I can’t think of worse advice for a poor struggling author trying to create a career than “Write what you love to read.”

Wow, how about we just say, “When deciding what to write, why don’t you write words?”

The problem is that writers love to read. And we typically read a lot of stuff. Most of the time we aren’t reading in the genre we are writing in – and that is good.

When we read in different genres than we write for, we pull story elements from those other genres and incorporate them into our own stories. This cross-mixing of genre elements is where the real art happens (think: Neil Gaiman or Terry Pratchet).

If you love reading Sci-Fi but want to write Romance – do it!

If you love reading Horror but want to write Fantasy – do it!

For almost 4 years I made a living writing sales copy for myself and others. Do you think I enjoyed reading sales copy? HELL NO! But I wrote some of the best sales copy of the Internet age (according to this guy).

How did I do it? I simply realized the constraints of the form I was writing in and wrote.

You can do the same.

Use your reading time as a time to stretch your own writing – but don’t flip flop into a new genre every time you pick up a new book. If I wrote like that I would be writing in 2-3 different genres a week!

The point is that your reading should be for you and your writing should be for your reader. They can (and probably should) be two different genres – at least.


Now Get Out There And Write Something

Before I close, I don’t want you to get the feeling that you have to ONLY write in the genre that you choose today (or tomorrow or whenever you get around to it). It isn’t like that at all.

Stephen King wrote one of the most iconic Sci-Fi pieces Running Man (considered by many to be a top 100 sci-fi novel of all time). J.K Rowling just released a murder mystery. Even James Patterson is writing kids books now.

The point of this article is this:

Genre Commitment = Craft Mastery

The more you are able to commit to a single genre and spend your life mastering it – the more likely you are to achieve said mastery. Flip flopping around only lessens your potency as a writer.

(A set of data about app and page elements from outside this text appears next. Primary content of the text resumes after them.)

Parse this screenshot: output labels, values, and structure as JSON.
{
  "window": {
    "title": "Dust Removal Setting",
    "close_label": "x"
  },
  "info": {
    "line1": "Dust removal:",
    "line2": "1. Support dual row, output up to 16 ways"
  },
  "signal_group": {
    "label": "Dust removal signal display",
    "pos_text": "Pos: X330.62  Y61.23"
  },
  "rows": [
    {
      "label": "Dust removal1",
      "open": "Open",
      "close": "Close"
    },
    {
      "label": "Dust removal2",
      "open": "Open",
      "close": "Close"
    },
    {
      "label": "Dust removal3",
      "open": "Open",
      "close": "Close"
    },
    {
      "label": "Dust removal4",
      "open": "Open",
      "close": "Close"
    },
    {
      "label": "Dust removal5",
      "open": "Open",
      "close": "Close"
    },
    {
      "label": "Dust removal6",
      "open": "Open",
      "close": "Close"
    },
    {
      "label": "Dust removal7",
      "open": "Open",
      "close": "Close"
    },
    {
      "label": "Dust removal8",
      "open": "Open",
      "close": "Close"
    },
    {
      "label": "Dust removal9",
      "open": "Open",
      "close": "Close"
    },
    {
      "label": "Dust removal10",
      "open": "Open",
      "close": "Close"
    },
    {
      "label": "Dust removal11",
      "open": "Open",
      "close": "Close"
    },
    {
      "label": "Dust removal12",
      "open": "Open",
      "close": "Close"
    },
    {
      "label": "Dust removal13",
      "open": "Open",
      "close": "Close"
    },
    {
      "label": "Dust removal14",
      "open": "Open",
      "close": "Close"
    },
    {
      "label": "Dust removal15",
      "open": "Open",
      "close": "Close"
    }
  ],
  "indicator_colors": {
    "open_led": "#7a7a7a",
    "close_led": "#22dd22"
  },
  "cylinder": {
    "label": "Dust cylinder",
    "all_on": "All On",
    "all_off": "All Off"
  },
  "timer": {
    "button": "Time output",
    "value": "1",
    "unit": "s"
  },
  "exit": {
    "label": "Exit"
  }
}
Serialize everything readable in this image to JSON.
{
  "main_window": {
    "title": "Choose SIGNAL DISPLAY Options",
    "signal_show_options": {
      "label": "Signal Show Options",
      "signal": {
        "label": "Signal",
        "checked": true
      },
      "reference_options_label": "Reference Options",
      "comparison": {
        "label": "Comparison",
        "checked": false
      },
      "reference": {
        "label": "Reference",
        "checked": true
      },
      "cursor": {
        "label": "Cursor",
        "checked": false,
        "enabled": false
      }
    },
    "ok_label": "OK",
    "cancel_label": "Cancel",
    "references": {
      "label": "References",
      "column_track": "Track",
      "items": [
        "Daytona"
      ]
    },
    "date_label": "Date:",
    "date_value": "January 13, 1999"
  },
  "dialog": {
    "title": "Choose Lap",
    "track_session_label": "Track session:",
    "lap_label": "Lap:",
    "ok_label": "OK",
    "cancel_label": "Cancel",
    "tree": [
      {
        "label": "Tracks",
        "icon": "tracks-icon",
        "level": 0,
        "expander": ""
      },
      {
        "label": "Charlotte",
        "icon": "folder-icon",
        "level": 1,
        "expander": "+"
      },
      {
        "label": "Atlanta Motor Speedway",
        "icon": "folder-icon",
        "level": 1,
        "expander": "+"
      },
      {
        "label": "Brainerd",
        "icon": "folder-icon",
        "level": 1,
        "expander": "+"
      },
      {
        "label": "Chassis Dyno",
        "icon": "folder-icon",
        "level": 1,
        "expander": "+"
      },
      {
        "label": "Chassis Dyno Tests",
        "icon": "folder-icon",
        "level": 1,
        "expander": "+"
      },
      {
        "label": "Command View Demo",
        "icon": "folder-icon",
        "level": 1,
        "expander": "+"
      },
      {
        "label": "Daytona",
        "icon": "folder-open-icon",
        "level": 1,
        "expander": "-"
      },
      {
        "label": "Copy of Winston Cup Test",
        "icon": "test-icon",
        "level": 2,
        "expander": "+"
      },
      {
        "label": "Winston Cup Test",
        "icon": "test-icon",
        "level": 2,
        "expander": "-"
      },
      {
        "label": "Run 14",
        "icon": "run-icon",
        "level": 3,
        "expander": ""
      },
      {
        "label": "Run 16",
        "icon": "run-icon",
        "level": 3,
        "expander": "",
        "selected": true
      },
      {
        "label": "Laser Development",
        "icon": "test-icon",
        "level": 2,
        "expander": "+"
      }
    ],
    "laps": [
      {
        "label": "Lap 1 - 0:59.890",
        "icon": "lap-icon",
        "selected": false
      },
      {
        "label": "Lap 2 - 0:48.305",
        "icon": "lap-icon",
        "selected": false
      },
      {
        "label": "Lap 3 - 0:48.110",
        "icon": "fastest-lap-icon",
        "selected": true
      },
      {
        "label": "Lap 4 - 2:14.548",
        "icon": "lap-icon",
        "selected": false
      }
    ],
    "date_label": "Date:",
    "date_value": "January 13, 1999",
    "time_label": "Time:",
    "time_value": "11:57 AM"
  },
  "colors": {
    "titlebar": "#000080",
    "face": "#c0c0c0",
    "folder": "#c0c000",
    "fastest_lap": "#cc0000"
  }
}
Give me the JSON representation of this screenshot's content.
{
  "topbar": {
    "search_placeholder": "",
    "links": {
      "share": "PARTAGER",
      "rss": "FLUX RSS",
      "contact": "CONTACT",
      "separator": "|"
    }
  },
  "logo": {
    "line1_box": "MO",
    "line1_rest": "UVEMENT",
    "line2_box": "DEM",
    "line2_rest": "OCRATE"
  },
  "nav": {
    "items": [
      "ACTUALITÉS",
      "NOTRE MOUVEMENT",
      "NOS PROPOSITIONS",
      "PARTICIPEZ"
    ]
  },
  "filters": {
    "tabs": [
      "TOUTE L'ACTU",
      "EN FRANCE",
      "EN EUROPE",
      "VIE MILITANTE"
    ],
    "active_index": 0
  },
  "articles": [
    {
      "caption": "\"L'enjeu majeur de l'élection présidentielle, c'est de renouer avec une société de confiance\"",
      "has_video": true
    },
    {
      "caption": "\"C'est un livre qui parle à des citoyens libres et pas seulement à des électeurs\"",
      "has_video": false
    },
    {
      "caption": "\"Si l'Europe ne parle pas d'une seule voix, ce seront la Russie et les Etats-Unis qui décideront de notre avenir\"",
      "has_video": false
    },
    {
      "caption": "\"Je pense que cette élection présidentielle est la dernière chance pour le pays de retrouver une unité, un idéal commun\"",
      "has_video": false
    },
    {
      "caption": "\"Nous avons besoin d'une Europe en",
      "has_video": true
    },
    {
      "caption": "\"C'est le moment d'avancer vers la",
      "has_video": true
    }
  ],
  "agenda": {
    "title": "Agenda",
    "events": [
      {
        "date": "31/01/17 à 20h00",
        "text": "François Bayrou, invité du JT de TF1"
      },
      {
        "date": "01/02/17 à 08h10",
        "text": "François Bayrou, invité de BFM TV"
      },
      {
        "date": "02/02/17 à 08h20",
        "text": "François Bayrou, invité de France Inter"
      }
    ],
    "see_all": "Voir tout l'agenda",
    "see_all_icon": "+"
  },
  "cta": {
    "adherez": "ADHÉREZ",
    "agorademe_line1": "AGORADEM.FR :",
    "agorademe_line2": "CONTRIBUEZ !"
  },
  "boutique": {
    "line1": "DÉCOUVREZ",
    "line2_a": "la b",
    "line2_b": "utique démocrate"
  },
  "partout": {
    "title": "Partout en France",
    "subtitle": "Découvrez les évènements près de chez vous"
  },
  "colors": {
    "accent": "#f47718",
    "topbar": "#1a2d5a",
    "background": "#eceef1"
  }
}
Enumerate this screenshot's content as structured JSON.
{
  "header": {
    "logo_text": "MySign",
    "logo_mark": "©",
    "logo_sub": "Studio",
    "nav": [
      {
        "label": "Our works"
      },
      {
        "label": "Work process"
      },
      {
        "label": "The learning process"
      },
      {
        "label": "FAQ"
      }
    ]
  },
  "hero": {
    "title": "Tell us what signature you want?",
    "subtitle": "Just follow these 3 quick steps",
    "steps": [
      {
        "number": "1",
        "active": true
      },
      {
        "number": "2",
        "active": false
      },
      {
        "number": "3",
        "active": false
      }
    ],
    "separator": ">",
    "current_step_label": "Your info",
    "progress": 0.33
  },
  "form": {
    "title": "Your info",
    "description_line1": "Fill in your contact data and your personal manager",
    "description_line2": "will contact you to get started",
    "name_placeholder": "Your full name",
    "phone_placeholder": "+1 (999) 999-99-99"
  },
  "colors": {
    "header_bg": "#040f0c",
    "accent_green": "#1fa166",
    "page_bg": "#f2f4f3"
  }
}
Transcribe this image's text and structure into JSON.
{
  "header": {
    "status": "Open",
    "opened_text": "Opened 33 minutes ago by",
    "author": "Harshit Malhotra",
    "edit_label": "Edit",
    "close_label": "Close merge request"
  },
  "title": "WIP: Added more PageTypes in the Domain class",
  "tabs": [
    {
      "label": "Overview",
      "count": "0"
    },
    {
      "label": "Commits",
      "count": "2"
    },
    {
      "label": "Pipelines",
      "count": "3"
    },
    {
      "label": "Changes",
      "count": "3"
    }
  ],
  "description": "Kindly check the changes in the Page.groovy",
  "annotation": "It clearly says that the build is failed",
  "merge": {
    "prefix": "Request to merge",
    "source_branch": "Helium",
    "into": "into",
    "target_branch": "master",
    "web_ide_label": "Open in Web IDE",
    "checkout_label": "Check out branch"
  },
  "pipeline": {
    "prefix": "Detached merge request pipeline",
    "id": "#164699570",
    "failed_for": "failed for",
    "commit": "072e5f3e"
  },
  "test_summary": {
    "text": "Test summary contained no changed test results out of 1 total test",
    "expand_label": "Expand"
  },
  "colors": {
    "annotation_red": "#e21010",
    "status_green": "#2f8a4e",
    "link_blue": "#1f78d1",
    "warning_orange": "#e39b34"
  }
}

So, get out there and choose your toolset. What are you going to explore? What do you want to be known for?

What genre are YOU going to write in?